## Your instructions
Select from the data all lines with the word "全部租户".

## Exercise inputs
*** Begin section ***

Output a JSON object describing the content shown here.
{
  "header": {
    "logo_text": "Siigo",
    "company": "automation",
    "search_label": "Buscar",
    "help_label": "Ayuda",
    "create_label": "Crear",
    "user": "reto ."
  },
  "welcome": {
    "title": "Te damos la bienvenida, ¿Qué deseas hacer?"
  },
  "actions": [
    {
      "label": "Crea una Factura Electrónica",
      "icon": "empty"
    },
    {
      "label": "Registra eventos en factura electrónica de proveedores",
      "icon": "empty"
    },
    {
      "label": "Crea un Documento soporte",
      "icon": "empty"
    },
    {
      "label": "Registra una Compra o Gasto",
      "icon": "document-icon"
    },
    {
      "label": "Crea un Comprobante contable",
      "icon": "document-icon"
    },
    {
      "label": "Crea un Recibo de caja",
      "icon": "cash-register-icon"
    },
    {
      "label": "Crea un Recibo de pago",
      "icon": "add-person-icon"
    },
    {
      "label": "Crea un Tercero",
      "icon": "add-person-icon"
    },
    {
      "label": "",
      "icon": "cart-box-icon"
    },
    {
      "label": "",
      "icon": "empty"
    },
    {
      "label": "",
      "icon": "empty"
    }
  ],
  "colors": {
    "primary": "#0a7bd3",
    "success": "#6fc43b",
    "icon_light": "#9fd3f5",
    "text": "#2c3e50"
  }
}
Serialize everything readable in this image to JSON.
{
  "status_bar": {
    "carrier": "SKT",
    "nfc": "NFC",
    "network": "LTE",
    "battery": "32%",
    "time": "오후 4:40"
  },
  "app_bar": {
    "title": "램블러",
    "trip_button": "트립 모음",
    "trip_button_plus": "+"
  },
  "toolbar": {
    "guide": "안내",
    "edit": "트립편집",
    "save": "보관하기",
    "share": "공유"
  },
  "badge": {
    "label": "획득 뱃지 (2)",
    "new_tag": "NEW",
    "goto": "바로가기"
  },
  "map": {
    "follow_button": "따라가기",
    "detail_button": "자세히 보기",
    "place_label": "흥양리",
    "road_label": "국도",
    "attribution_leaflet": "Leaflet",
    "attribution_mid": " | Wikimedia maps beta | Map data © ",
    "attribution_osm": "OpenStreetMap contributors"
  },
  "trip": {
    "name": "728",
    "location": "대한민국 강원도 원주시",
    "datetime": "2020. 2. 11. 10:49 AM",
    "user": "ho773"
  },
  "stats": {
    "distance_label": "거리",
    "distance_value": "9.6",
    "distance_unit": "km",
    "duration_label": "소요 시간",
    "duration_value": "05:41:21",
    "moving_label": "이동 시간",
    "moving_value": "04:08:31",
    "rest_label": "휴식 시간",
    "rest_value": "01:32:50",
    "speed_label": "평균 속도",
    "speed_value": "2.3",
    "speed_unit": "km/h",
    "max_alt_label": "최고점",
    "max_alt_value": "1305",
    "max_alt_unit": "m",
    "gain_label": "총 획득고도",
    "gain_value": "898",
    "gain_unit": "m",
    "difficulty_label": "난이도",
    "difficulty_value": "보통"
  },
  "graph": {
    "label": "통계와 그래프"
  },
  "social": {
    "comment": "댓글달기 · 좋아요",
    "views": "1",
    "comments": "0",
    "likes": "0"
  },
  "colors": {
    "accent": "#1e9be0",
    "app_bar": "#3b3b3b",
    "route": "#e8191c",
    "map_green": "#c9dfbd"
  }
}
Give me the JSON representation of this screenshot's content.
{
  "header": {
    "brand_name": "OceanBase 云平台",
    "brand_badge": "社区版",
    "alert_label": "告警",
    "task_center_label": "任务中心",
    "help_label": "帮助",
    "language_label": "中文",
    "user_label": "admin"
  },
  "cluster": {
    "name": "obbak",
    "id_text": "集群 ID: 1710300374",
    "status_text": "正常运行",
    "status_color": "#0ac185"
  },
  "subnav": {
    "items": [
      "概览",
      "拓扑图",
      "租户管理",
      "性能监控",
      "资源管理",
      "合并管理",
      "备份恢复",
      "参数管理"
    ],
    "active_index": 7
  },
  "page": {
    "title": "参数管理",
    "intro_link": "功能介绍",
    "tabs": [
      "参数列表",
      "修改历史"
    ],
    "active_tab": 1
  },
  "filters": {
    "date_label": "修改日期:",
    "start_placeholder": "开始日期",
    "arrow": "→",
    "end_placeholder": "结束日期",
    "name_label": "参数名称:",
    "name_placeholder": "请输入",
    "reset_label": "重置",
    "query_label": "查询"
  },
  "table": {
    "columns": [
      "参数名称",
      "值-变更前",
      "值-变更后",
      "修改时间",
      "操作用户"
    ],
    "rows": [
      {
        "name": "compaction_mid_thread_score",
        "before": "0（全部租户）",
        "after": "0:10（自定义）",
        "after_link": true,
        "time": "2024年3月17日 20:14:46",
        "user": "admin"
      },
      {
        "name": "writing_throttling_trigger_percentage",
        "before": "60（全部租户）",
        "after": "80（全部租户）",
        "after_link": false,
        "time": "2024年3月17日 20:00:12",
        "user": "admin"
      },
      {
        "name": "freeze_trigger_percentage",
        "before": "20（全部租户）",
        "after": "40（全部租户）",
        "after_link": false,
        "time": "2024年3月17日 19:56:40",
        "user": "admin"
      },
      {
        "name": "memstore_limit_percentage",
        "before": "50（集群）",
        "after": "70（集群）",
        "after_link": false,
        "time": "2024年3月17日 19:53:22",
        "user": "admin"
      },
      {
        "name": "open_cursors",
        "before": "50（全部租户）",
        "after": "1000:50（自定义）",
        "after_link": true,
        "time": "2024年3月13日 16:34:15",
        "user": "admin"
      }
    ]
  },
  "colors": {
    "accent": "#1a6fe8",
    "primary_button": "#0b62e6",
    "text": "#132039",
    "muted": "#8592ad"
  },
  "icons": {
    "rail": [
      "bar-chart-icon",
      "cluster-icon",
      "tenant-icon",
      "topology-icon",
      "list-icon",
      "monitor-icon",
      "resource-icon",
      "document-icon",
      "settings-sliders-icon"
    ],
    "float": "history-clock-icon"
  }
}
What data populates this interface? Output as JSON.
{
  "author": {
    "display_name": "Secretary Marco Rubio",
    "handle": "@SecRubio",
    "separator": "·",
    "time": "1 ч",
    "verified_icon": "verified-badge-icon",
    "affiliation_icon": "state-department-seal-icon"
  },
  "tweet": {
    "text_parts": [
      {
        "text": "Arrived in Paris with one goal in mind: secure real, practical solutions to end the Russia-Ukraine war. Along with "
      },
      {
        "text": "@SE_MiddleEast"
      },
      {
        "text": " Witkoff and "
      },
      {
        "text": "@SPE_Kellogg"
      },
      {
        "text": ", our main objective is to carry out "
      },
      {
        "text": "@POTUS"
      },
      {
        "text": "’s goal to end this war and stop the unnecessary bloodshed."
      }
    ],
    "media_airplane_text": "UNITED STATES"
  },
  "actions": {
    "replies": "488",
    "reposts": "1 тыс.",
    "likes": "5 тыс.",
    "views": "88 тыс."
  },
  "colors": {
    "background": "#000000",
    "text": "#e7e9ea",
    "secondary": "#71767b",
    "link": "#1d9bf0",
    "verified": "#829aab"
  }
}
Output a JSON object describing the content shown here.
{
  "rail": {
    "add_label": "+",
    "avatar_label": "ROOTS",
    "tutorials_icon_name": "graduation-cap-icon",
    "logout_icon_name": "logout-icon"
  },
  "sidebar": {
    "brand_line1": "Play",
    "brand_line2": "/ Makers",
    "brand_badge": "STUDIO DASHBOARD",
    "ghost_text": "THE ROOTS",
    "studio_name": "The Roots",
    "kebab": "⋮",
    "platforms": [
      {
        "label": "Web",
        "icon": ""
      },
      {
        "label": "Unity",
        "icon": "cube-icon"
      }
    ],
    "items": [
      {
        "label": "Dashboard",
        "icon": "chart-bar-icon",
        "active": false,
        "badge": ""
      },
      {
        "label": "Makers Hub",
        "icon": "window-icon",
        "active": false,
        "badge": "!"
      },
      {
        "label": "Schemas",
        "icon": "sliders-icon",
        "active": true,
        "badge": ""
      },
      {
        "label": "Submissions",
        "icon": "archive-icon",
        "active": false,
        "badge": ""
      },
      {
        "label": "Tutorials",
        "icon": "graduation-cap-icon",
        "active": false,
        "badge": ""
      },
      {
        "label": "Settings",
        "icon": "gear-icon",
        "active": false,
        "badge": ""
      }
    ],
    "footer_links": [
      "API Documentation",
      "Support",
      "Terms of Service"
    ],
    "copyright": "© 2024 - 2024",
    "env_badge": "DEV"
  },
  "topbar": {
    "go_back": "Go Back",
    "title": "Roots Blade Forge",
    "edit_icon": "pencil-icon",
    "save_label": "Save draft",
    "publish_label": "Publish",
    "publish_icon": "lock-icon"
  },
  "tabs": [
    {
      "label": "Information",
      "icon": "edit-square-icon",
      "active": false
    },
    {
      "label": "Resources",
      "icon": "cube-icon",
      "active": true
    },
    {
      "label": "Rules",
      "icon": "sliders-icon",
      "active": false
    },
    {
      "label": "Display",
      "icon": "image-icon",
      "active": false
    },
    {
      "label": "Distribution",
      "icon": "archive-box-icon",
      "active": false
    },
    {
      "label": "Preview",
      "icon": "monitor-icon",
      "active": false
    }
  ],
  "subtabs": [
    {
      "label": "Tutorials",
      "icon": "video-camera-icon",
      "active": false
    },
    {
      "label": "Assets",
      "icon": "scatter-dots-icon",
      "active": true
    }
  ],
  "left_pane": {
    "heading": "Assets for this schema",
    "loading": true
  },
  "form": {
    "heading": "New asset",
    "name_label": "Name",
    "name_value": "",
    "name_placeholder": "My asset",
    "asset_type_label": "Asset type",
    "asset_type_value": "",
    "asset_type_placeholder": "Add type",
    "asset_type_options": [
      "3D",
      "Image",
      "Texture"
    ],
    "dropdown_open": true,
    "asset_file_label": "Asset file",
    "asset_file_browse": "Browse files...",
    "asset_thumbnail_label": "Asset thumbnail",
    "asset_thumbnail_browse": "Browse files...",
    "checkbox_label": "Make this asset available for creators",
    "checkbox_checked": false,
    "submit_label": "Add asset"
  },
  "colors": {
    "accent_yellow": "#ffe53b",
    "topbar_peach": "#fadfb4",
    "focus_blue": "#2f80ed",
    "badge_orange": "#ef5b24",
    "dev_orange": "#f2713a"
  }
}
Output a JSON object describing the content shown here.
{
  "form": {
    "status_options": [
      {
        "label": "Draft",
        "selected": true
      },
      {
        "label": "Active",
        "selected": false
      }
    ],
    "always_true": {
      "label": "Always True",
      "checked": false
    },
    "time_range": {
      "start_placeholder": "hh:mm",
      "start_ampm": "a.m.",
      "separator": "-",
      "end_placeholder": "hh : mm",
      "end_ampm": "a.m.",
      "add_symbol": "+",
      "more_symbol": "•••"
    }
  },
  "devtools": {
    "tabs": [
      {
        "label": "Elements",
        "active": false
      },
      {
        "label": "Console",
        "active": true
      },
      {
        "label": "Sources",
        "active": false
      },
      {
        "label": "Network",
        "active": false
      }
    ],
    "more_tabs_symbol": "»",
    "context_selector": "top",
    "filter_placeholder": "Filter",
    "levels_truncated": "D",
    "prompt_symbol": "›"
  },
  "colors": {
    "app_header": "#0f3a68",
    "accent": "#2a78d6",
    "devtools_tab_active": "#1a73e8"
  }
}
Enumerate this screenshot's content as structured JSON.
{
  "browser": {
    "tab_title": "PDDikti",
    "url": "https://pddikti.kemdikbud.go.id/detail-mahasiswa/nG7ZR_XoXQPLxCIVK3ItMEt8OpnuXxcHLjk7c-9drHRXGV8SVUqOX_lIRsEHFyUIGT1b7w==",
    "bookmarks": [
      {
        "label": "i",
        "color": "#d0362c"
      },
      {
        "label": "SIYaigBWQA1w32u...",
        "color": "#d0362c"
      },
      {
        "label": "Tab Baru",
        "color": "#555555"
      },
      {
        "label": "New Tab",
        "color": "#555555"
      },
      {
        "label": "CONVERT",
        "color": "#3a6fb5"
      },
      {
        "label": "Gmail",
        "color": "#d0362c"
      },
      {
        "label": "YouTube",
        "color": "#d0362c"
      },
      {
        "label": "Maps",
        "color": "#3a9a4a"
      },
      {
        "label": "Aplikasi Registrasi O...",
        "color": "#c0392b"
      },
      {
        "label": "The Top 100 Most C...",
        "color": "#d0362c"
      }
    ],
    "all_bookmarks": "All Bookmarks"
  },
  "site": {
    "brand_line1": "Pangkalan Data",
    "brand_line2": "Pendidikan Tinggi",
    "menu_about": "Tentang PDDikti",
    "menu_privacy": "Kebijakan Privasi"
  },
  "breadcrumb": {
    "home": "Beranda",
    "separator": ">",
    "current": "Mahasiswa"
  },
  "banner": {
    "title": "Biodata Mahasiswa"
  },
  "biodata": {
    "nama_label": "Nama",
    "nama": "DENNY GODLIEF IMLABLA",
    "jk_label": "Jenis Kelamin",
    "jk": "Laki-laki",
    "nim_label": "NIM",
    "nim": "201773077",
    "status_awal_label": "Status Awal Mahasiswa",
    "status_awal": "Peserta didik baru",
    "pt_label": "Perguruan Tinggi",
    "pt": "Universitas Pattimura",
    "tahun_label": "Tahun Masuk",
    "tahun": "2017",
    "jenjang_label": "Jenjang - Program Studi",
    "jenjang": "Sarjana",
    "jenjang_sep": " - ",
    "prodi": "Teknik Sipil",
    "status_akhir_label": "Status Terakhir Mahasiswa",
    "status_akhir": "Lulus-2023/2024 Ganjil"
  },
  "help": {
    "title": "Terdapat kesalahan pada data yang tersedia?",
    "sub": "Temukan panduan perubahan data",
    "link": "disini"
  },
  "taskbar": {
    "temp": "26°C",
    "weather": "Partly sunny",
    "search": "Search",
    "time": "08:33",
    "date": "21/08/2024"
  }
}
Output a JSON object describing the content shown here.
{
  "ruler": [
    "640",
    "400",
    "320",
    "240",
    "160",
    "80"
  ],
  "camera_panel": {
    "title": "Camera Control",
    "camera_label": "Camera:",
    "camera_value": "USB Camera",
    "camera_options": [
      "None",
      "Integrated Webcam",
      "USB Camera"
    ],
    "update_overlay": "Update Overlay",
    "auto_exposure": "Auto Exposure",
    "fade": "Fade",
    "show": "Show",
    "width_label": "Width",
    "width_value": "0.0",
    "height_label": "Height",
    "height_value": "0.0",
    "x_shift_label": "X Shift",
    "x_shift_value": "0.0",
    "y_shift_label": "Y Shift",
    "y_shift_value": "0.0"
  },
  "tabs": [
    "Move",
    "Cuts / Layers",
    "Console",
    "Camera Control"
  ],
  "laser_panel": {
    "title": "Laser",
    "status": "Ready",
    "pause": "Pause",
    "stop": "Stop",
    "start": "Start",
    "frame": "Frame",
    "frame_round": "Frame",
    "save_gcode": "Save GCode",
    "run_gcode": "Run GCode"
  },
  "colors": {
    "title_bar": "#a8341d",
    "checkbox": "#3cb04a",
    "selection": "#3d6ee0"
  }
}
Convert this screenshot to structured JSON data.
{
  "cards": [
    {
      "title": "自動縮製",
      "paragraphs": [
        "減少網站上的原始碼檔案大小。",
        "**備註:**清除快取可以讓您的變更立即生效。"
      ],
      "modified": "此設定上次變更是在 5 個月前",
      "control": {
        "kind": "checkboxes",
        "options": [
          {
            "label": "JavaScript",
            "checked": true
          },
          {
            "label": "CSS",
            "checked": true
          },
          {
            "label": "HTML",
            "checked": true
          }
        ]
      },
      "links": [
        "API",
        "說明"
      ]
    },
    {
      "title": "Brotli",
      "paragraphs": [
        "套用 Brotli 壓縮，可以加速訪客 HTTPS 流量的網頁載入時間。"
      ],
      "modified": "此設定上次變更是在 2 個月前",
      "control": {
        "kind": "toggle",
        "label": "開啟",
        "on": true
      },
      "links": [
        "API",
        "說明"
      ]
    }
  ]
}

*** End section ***

## Worked solution
        "before": "0（全部租户）",
        "before": "60（全部租户）",
        "after": "80（全部租户）",
        "before": "20（全部租户）",
        "after": "40（全部租户）",
        "before": "50（全部租户）",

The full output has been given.